…the experience that counts when you want to write?» – Sethulakshmi
Oh, dear Sethulakshmi! I feel like I am answering every single question with «both». But it’s true, it’s both. But even «both» is not enough. The most important thing is wanting to write. As simple as it sounds. «Talent» is very hard to define, but this deep rooted sense of wanting, needing to write is undeniable. You might try to ignore it, but it never really goes away.
I often talk to aspiring writers who struggle to explain themselves in a conversation and end up saying «let me write it down for you.» Or: «It’s easier if I write it.» If your natural, most comfortable expression is writing, you’re a writer. If things only start to make sense once you write them down, you’re a writer. If you feel more at home in a story than in real life, chances are, you are a writer.
Also, if your favorite thing is to lose yourself between the pages of a book. Reading and writing are inextricably related, they are twins. Do you remember when you first learned to read? That giddiness when you realized that you don’t have to beg a grown-up to read to you anymore, that you can read as much as you want, whenever you want? That is the exact same feeling you get when you write your own stories.
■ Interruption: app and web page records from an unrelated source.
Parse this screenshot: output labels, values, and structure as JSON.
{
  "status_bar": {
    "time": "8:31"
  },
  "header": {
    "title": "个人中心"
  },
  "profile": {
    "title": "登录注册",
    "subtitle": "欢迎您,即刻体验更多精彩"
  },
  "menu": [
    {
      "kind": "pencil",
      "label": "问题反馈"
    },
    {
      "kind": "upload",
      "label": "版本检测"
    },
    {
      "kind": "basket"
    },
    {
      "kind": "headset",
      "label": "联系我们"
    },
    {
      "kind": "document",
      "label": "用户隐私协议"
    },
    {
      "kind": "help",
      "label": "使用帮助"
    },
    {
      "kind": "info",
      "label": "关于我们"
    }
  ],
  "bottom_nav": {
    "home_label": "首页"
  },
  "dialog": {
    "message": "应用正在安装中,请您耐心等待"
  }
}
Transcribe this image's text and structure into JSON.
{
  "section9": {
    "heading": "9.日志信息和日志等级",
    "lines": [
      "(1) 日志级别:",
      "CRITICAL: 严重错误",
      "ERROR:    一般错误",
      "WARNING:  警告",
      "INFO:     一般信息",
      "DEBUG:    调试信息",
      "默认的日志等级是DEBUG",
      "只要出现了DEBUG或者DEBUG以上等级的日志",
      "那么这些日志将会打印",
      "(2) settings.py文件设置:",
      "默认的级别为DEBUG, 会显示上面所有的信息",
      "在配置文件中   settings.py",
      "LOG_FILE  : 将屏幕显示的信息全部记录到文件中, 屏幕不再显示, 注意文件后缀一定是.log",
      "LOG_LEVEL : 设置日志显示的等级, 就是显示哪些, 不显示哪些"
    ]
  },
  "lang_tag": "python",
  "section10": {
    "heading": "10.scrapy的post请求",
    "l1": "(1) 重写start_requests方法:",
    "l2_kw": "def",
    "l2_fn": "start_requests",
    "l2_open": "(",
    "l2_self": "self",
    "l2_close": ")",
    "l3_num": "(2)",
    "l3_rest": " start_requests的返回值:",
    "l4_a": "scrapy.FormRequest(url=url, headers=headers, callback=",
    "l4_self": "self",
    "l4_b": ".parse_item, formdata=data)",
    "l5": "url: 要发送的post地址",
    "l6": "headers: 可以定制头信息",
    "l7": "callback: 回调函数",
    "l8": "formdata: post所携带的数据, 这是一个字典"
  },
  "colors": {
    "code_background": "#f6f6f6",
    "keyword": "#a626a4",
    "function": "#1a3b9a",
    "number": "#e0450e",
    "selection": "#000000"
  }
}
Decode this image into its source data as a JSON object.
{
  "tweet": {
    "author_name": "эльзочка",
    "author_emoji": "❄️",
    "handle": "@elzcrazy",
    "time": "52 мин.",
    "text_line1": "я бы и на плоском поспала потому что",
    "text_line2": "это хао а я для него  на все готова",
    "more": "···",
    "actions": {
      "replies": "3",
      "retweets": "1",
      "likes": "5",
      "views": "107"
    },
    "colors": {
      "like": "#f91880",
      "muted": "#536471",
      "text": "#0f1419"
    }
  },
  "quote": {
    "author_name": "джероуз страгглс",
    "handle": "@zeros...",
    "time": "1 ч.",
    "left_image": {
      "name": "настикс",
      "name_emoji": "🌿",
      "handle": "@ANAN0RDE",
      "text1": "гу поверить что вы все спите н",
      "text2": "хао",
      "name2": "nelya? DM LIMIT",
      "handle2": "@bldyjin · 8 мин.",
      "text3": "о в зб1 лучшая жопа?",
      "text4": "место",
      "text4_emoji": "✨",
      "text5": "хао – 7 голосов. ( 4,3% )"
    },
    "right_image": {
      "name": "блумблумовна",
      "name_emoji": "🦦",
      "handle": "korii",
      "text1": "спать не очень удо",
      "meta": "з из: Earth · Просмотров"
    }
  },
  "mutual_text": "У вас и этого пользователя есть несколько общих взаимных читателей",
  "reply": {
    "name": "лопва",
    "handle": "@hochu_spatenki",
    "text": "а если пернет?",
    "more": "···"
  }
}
At least for me, that’s how it started. I ran out of books so I wrote my own.
Well, kind of. I was in the hospital with a broken skull and not allowed to read. I saw the volunteer drag the library cart from bed to bed, I saw the other kids choosing the books I wanted to read. Reading was my escape and my safe place, all in one. Opening the pages of a book was opening a secret door into another world, another reality. Another family, another childhood, another life. Lost in a story, I was most fully myself. So, not being allowed to read felt like a brutal punishmend. But then, while I was staring at the ceiling, I thought of the last book I read, something about a group of kids solving a mystery in a medieval castle. I knew there were more books to the series, and I wondered what the next one would be about. Would they find another treasure, would the lazy policeman believe them this time? Would the annoying girl be nicer, would the skinny guy with the glasses get an opportunity to speak up? Before I knew it, I was back in the story.
I never forget that wave of absolute power that engulfed me when I realized: I don’t have to wait for someone to tell me a story. I can make up my own.
So my first «books» were sequels and sometimes re-writes of my favorite childrens books. They were born of my experience and my imagination. So, to circle back to your question, Sethulakshmi: both, and something more.
I still feel I am most fully and truly myself when I am lost in a story. That is what makes me a writer. Everything else is secondary.